After a lengthy conference call with one of our authors yesterday afternoon to plan her media campaign, I returned to my office to find the most welcome visitor I could imagine: my husband. Mike was waiting for me with a big grin on his face, a Greek t-shirt on his back, and a Boston Red Sox cap on his head. My hubby is home!

As our once-in-a-lifetime sabbatical ends this week, I’ve been thinking about mountaintop experiences.  We had lots of them this summer, and some of them – get this – even involved real mountains. I’ve already written about our amazing day visiting an ancient Greek Orthodox monastery in Meteora that was perched atop a sheer precipice, but Meteora wasn’t the only mountain in our rearview mirror this summer.

I held my breath in early July as Mike negotiated hairpin turns crossing the Peloponnesian Peninsula in our rental car, and we were rewarded by astonishing views from the tiny village of Lagadia.

Lagadia, Greece, clinging to the mountainside

In late July we linked arms with our children to watch the sun sink into layers of periwinkle clouds crowning the Smokies on the Blue Ridge Parkway in North Carolina.

Just ten days ago we spent a final weekend together in Colorado – my husband’s heart so full of praise atop Vail Mountain that he flung out his arms in worship.

And Mike’s final sabbatical experience this past week was a solo prayer retreat at Christ in the Desert in the mesas of New Mexico.

So…. are we sad to be coming down off the mountaintop? Yes.  And no.  We are eager to rejoin our wonderful church family for worship this coming Sunday and more than prepared to plunge back into service. Rest is transitory, but sabbatical has given us something much rarer: renewal.

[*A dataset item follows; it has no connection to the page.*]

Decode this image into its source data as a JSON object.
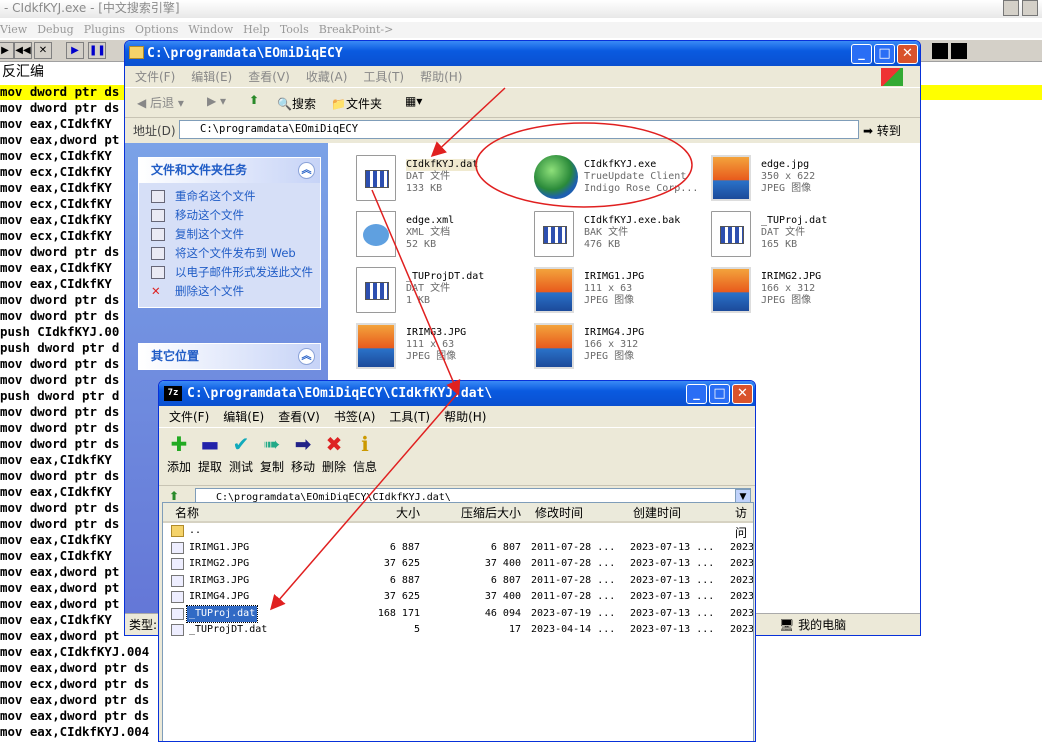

Blue Ridge Parkway at sunset

It’s normal to mourn the end of a mountaintop experience with its rarified air, but you know what? You can’t live up there. Real life takes place down below, where it’s often hot and messy. As a farmer’s daughter who grew up on the Illinois prairie, I can attest to this: the best crops grow on the flatlands. Mountaintops are great for views and inspiration, but as Billy Graham once commented, fruit is grown in the valleys of life.

Mike’s nowhere nearly as old as Moses was when he climbed Mount Sinai, but they share something in common.  After having been in the presence of the Lord, scripture tells us that Moses returned a changed man.  “When Moses came down Mount Sinai carrying the two stone tablets inscribed with the terms of the covenant, he wasn’t aware that his face had become radiant because he had spoken to the Lord.” (Ex 34:29)

When I found Mike waiting in my office yesterday afternoon, it wasn’t the ball cap that stood out, or the Greek t-shirt, or even the grin.

It was the glow.